A new automatic scanner to detect cracks in the blade root fixings of steam turbine discs has been developed for Alstom by Phoenix Inspection Systems.|
The scanner will allow Alstom to replace manual inspections with the latest phased array techniques, drastically reducing typical inspection times while at the same time providing a permanent record of the results. It will be deployed at power stations worldwide where Alstom power plants are installed.
The straddle root scanner will be used to test the root fixings of the disc where the turbine blades are attached. In place of four conventional probes, it uses one linear phased array probe, which is manipulated electronically to generate the same angles. The scanner is driven around the disc by a magnetic wheeled buggy, designed specially for the purpose by Alstom and fitted with guides to prevent it from drifting offline.
Karl Quirk, managing director of Phoenix Inspection Systems, said: Previously the inspection had been performed manually and required multiple scans from each side of the disc to cover each of the root steeples. Inspections can now be carried out with a single pass from each side of the disc and are further simplified by the fact that the radial scanning of the probe is performed electronically, eliminating mechanical movement in this direction.
The scanner reduces inspection times from six hours to 10 minutes per side. While we have incorporated the latest technology, we have also stuck closely to the design of the original scan, for example using the same angles. This makes it more user-friendly for operators and also allows Alstom to maintain its existing validation criteria.
The new system has been designed for rapid set-up and can be adapted to suit five different types of Alstom rotors simply by changing parts on the buggy.
Alstom is a global leader in the development of power generation infrastructure and its service arm provides testing and support services to ensure plant safety and efficiency.

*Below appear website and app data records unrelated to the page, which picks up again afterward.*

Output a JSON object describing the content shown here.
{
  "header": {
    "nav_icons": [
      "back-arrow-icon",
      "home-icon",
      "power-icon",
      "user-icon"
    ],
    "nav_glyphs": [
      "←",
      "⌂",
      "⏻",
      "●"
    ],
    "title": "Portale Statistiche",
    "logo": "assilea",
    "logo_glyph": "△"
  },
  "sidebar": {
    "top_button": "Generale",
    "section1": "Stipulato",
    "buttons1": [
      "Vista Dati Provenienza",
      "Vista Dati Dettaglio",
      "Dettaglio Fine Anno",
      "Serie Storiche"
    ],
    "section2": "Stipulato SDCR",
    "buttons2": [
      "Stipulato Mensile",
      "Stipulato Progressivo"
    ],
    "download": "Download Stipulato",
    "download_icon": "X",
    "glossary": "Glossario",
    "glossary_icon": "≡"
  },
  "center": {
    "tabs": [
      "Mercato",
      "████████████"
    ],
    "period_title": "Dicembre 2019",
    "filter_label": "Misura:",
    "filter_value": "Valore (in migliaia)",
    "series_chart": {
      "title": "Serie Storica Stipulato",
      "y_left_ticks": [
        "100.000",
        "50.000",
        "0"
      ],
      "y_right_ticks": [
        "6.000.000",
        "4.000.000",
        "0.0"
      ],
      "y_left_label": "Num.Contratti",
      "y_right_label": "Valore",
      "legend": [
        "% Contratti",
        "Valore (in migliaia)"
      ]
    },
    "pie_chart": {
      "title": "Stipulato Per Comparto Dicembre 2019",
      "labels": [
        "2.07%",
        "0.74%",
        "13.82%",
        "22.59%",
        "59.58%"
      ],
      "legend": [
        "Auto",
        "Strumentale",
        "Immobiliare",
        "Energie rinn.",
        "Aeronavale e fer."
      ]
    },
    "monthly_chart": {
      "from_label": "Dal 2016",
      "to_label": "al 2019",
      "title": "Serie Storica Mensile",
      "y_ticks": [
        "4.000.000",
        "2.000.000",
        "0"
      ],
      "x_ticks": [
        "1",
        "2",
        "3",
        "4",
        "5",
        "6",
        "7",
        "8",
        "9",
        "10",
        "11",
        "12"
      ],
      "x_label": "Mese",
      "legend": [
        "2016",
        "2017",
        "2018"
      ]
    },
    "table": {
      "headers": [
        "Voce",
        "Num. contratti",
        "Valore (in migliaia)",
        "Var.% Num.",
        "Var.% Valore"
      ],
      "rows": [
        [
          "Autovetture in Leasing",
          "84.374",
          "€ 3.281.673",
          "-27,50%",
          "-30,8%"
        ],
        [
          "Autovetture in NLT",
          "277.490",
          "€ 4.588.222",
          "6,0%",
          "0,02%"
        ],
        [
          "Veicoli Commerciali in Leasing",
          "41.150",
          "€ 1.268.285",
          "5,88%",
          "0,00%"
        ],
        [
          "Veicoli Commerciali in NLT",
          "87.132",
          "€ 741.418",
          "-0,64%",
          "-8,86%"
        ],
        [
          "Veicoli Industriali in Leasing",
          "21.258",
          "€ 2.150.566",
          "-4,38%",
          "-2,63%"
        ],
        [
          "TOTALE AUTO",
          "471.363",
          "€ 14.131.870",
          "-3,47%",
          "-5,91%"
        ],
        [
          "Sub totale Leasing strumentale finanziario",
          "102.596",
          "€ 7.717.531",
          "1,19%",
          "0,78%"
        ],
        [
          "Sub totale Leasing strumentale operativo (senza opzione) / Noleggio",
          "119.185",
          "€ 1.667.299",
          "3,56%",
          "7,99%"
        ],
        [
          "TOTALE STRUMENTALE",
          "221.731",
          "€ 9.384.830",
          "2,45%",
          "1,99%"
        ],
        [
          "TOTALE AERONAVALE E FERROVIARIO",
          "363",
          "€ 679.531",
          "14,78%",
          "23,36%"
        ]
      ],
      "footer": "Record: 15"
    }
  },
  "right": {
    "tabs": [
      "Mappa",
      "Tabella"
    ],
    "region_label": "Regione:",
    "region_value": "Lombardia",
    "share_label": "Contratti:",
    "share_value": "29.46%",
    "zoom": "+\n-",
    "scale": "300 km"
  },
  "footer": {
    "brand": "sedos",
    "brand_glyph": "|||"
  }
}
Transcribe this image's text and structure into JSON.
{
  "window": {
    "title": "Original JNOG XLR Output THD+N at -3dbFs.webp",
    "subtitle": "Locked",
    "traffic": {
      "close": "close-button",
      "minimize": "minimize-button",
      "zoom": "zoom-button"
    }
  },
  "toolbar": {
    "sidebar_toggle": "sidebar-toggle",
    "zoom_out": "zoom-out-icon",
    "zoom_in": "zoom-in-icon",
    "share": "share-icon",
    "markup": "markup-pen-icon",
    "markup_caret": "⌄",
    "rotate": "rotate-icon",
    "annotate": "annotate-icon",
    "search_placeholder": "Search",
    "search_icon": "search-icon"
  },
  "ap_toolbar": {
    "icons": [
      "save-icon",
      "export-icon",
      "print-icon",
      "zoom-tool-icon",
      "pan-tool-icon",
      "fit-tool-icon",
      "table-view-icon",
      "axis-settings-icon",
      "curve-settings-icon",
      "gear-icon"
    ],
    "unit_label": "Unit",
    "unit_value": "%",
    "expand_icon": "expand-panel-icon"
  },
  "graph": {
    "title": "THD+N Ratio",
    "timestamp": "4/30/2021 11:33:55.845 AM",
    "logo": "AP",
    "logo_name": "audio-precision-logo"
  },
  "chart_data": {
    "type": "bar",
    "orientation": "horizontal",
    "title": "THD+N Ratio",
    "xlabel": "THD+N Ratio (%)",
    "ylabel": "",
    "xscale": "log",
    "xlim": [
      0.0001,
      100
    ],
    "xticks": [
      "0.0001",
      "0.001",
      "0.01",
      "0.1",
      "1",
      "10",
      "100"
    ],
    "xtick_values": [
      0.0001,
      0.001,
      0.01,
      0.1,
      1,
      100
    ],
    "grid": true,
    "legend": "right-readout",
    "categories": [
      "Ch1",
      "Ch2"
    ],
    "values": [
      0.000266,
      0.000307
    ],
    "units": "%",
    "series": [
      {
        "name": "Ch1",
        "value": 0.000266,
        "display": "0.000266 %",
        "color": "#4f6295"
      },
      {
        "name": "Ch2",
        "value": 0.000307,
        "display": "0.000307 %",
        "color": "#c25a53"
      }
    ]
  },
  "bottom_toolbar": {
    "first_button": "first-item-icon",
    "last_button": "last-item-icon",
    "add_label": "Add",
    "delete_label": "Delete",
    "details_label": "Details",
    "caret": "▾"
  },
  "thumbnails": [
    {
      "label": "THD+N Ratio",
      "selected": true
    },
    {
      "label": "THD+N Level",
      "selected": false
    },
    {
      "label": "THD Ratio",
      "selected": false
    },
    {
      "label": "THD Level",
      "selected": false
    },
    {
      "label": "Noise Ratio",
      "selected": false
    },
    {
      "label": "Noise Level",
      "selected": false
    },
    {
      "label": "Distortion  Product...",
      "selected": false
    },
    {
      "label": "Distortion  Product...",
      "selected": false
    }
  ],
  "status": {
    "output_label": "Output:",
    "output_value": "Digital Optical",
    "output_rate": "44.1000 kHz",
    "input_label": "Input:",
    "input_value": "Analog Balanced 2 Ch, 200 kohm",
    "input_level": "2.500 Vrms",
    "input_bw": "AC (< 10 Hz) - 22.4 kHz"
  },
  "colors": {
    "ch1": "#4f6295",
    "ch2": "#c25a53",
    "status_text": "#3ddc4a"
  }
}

Dr Roland Moser, Alstom's research and development manager for inspection technologies, said: We were looking for a system that could help us to reduce inspection times and improve efficiency, one that would be easy to deploy and would not require us to totally change our existing procedures.
The system developed by Phoenix fits the bill perfectly and shows Alstom's commitment to maintaining our position at the forefront of NDT technology.